“We said this should've been the way at the beginning but I recall the GPhC saying quite rightly at the time 'look, we don't know how long these guys are going to be out there. We don't know when the date of the exam is going to be. This might only last two months or four months.' With the benefit of hindsight, it's a hell of a lot easier.”
Nonetheless, many felt March's assessment was an unwanted distraction and should have been scrapped. According to the PDA, some pharmacy employers were allegedly cancelling prov-regs' study leave. Mark is asked why the PDA did not name those employers.
“We tackle it with the companies directly. There is a myth that says PDA likes to get a bit of tit-bit information and blow it up beyond all proportion and get it in the press as quickly as possible to cause maximum devastation and media interest. That's not the way intelligent unions work.
“Intelligent unions contact employers, they deal with specific individual cases. You'll be amazed at the proportion of cases that are overturned in this way and often people apologise and say there's been a misunderstanding.”
Three years after the PDA launched its Safer Pharmacies Charter in the Commons, Mark says many employers are still not meeting standards, something that has manifested itself in the treatment of prov-regs.
“A lot of prov-regs have had a really awful time.
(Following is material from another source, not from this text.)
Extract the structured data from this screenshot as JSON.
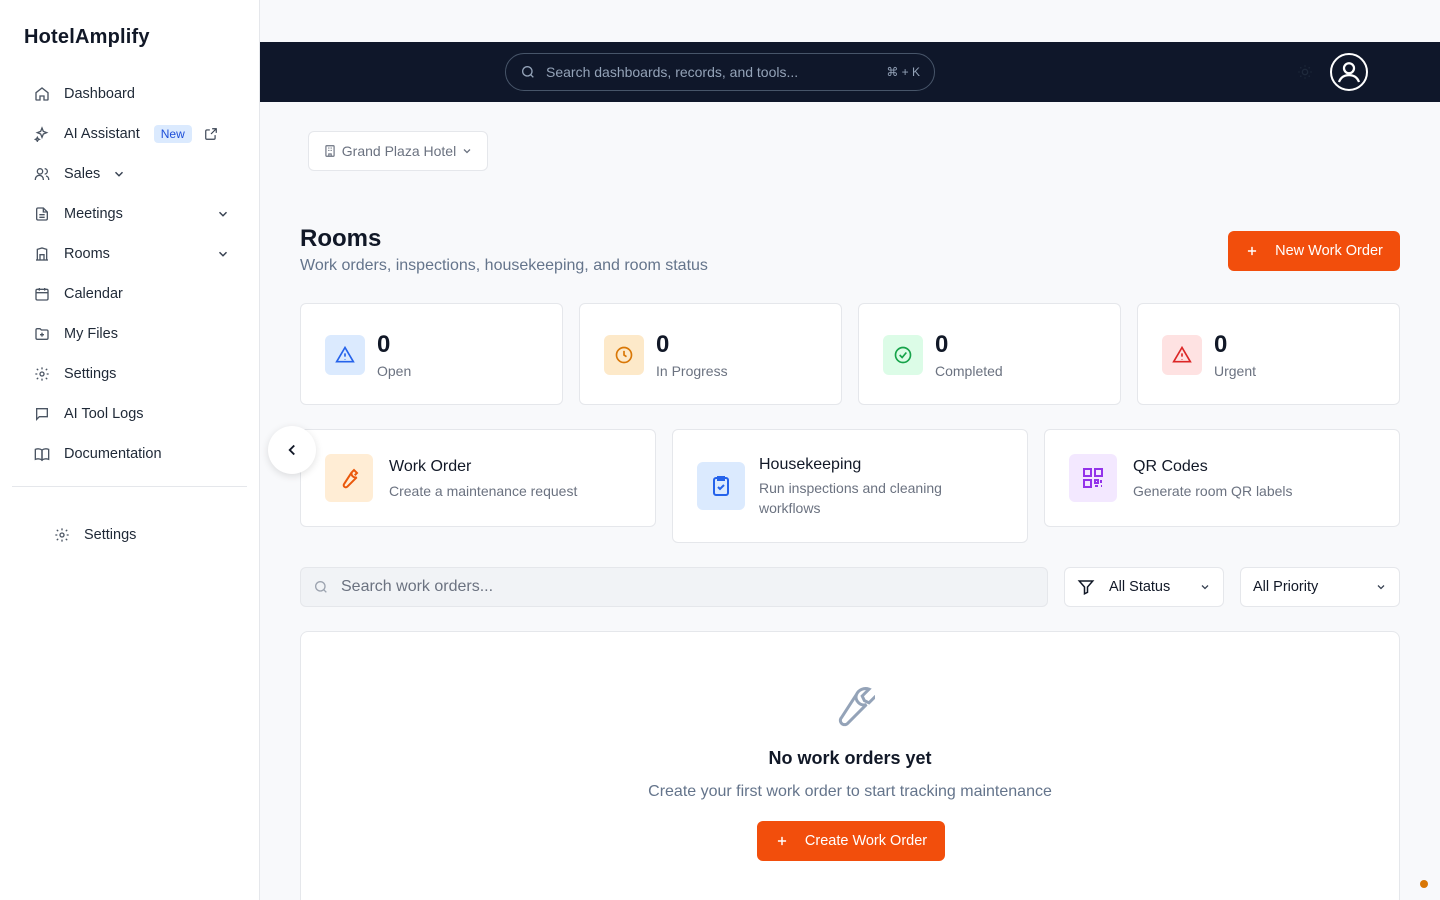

In some instances we've had to report employers to the regulator about how prov-regs have been abused in the workplace.
“To be put into what we sometimes euphemistically call a prescription factory that runs from eight in the morning till 11 o'clock at night, a 15-hour shift without a break with staff that need to be trained because they are all new, without the risk management exercises that are supposed to be done before you put a prov-reg in there, without the demonstration of the supervision that's supposed to be in place to supervise the prov-reg, is an absolute abrogation of what should be happening.
"And yet we're dealing with cases of prov-regs being put in those situations.”
Covid interrupted work on the Charter but Mark insists the PDA “intend to dramatically reinvigorate the programme as we pull out of this pandemic.”
And there is hope of progress.
“Our understanding is the GPhC have actually processed some owners of pharmacies in front of the statutory committee,” he says.
“We have seen figures to show owners of pharmacies are now going in front of the disciplinary machinery.”